It could be spring. Now. Indoors, with the sweet fragrance from a flowerpot of pastel colored hyacinths and other spring-flowering bulbs. All it takes is a little bit of trickery. The bulbs don’t have to wait till spring.
Knowing what a bulb is helps understand the trickery. But first: All that we commonly call a “bulb” is not, in fact, a bulb botanically speaking. To conjure up an image of a true bulb, picture a stem that’s been telescoped down from a couple of feet or more long to a fraction of an inch. All the leaves on that bulb also move down and closer together. The leaves, except the innermost ones, are thick and juicy, the better to store both moisture and food reserves.

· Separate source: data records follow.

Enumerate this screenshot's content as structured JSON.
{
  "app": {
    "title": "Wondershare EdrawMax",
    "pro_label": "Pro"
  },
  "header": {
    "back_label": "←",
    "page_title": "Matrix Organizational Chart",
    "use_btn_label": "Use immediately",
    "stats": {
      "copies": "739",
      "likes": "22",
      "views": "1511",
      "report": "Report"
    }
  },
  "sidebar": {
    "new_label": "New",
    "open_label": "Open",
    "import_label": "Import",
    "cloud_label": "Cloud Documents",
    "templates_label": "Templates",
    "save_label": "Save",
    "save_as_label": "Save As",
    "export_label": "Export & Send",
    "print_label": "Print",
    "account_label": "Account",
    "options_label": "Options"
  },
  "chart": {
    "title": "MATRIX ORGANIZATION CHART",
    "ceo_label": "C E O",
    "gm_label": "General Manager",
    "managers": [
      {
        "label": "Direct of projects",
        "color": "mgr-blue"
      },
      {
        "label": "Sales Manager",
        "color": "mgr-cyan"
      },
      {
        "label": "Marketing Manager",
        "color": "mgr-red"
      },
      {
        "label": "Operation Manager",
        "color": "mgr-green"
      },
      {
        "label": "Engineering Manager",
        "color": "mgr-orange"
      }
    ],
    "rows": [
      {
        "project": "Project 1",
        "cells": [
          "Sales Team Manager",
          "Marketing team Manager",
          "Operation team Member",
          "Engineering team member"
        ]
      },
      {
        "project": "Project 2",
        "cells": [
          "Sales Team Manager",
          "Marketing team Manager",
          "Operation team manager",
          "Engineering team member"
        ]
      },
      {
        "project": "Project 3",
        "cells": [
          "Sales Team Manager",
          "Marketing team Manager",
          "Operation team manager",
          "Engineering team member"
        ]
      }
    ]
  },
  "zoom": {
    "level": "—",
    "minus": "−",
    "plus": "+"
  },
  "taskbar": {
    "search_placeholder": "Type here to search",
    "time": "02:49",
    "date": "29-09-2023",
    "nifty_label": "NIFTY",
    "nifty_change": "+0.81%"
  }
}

Near the center of the bulb is a sleeping flower bud.
Hyacinths, daffodils, and tulips are true bulbs.
Though often called a bulb, crocus is an example of …